→ Exercise
Give each record below again, without a single difference.

→ Items from a data source
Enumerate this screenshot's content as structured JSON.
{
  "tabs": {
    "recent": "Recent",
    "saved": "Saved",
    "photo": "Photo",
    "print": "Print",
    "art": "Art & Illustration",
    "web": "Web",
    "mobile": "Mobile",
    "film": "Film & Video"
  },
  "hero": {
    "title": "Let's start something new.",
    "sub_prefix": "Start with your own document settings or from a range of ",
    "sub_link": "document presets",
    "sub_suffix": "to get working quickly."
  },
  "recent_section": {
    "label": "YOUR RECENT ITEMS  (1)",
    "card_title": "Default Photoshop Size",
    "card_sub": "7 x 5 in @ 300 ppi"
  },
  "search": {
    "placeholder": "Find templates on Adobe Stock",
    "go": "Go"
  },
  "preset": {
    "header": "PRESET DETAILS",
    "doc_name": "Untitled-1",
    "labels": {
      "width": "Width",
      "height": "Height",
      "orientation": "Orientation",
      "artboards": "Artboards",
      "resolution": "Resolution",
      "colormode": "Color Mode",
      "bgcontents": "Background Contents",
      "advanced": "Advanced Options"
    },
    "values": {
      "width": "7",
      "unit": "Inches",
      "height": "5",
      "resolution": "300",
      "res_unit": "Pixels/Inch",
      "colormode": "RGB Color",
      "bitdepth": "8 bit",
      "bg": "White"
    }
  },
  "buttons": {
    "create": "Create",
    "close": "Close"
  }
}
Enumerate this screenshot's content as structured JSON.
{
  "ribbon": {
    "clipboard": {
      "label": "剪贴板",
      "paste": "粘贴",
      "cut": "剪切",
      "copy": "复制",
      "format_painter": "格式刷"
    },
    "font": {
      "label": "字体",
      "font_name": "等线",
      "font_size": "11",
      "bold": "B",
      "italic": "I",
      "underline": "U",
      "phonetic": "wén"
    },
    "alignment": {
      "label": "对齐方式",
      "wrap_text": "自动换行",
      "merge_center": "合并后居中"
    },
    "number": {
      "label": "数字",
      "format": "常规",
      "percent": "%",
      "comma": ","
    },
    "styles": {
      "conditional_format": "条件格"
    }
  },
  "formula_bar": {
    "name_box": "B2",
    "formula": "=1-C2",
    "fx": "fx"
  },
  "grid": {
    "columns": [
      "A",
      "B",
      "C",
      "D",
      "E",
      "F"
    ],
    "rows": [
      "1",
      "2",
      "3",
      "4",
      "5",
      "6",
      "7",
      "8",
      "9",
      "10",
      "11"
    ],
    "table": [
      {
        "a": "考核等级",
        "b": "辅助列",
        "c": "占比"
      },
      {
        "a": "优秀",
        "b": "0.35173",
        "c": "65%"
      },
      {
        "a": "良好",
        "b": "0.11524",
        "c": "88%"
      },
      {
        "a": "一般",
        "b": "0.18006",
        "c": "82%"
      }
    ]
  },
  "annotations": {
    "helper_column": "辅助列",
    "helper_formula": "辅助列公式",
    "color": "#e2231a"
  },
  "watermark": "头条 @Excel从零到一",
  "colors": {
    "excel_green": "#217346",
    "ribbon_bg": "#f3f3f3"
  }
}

→ Exercise output
Enumerate this screenshot's content as structured JSON.
{
  "tabs": {
    "recent": "Recent",
    "saved": "Saved",
    "photo": "Photo",
    "print": "Print",
    "art": "Art & Illustration",
    "web": "Web",
    "mobile": "Mobile",
    "film": "Film & Video"
  },
  "hero": {
    "title": "Let's start something new.",
    "sub_prefix": "Start with your own document settings or from a range of ",
    "sub_link": "document presets",
    "sub_suffix": "to get working quickly."
  },
  "recent_section": {
    "label": "YOUR RECENT ITEMS  (1)",
    "card_title": "Default Photoshop Size",
    "card_sub": "7 x 5 in @ 300 ppi"
  },
  "search": {
    "placeholder": "Find templates on Adobe Stock",
    "go": "Go"
  },
  "preset": {
    "header": "PRESET DETAILS",
    "doc_name": "Untitled-1",
    "labels": {
      "width": "Width",
      "height": "Height",
      "orientation": "Orientation",
      "artboards": "Artboards",
      "resolution": "Resolution",
      "colormode": "Color Mode",
      "bgcontents": "Background Contents",
      "advanced": "Advanced Options"
    },
    "values": {
      "width": "7",
      "unit": "Inches",
      "height": "5",
      "resolution": "300",
      "res_unit": "Pixels/Inch",
      "colormode": "RGB Color",
      "bitdepth": "8 bit",
      "bg": "White"
    }
  },
  "buttons": {
    "create": "Create",
    "close": "Close"
  }
}
Enumerate this screenshot's content as structured JSON.
{
  "ribbon": {
    "clipboard": {
      "label": "剪贴板",
      "paste": "粘贴",
      "cut": "剪切",
      "copy": "复制",
      "format_painter": "格式刷"
    },
    "font": {
      "label": "字体",
      "font_name": "等线",
      "font_size": "11",
      "bold": "B",
      "italic": "I",
      "underline": "U",
      "phonetic": "wén"
    },
    "alignment": {
      "label": "对齐方式",
      "wrap_text": "自动换行",
      "merge_center": "合并后居中"
    },
    "number": {
      "label": "数字",
      "format": "常规",
      "percent": "%",
      "comma": ","
    },
    "styles": {
      "conditional_format": "条件格"
    }
  },
  "formula_bar": {
    "name_box": "B2",
    "formula": "=1-C2",
    "fx": "fx"
  },
  "grid": {
    "columns": [
      "A",
      "B",
      "C",
      "D",
      "E",
      "F"
    ],
    "rows": [
      "1",
      "2",
      "3",
      "4",
      "5",
      "6",
      "7",
      "8",
      "9",
      "10",
      "11"
    ],
    "table": [
      {
        "a": "考核等级",
        "b": "辅助列",
        "c": "占比"
      },
      {
        "a": "优秀",
        "b": "0.35173",
        "c": "65%"
      },
      {
        "a": "良好",
        "b": "0.11524",
        "c": "88%"
      },
      {
        "a": "一般",
        "b": "0.18006",
        "c": "82%"
      }
    ]
  },
  "annotations": {
    "helper_column": "辅助列",
    "helper_formula": "辅助列公式",
    "color": "#e2231a"
  },
  "watermark": "头条 @Excel从零到一",
  "colors": {
    "excel_green": "#217346",
    "ribbon_bg": "#f3f3f3"
  }
}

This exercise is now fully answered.